The shoes that make it possible to dance with so little touching the ground are an investment in time, money, and careful adjustment; they may cost $80 or more per pair (minimum — I gather that students can get cheaper shoes, but the average seems to run higher for really good ones), and professionals often have their shoes custom-made and fitted (and even then, they must adjust them). A shoe that does not fit or support properly is a gateway to injury, a risk of losing the dance, and can impede the effort-that-looks-effortless.

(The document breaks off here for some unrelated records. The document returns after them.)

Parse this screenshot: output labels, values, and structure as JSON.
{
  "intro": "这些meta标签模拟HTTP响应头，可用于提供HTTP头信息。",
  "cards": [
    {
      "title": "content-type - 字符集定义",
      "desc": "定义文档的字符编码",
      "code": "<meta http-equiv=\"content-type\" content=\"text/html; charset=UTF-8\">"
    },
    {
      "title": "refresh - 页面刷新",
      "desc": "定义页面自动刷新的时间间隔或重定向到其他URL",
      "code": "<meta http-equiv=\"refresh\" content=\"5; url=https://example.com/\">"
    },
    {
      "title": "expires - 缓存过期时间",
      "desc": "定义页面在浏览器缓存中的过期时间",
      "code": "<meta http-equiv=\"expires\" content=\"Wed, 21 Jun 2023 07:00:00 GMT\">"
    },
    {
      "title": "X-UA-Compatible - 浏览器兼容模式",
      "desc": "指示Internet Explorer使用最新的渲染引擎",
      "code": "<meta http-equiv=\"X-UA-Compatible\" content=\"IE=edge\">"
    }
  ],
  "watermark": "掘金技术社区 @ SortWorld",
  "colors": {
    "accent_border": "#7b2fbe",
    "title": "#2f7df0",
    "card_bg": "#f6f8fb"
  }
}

The foot itself also needs adjustment, tending, training. After all, an entire body’s weight is concentrated on so very little of it at any given time in this style of dance that the stress is immense. A foot requires care. It must be strengthened — and sometimes (as the dancers in the video point out) the repertoire and one’s own natural build can change what needs to be done in order to care for it properly. A dancer’s feet are, as the dancer says, like the worker’s hands — their callouses protect them, their joints expand and change to handle the stress of bearing the body and moving it. The beauty of a pointe dancer’s foot is in what it does (encased in its tortured and reshaped shoe), not in a “pleasing” shape.
The tool or instrument that is the foot-in-the-shoe is a curiosity in itself, taken as a part of a body used to express or to represent something in its choreographed movements. The kind of control manifested here is different from flamenco’s foot-in-shoe instrumentation (instrumentality?). In flamenco, as far as I can tell, the dancer is also actively contributing to the music itself (rhythmically speaking), both with feet and hands; the ballet dancer en pointe is dancing with or to the music, but is not actually making music…although this is a point that I think it might be interesting to reconsider.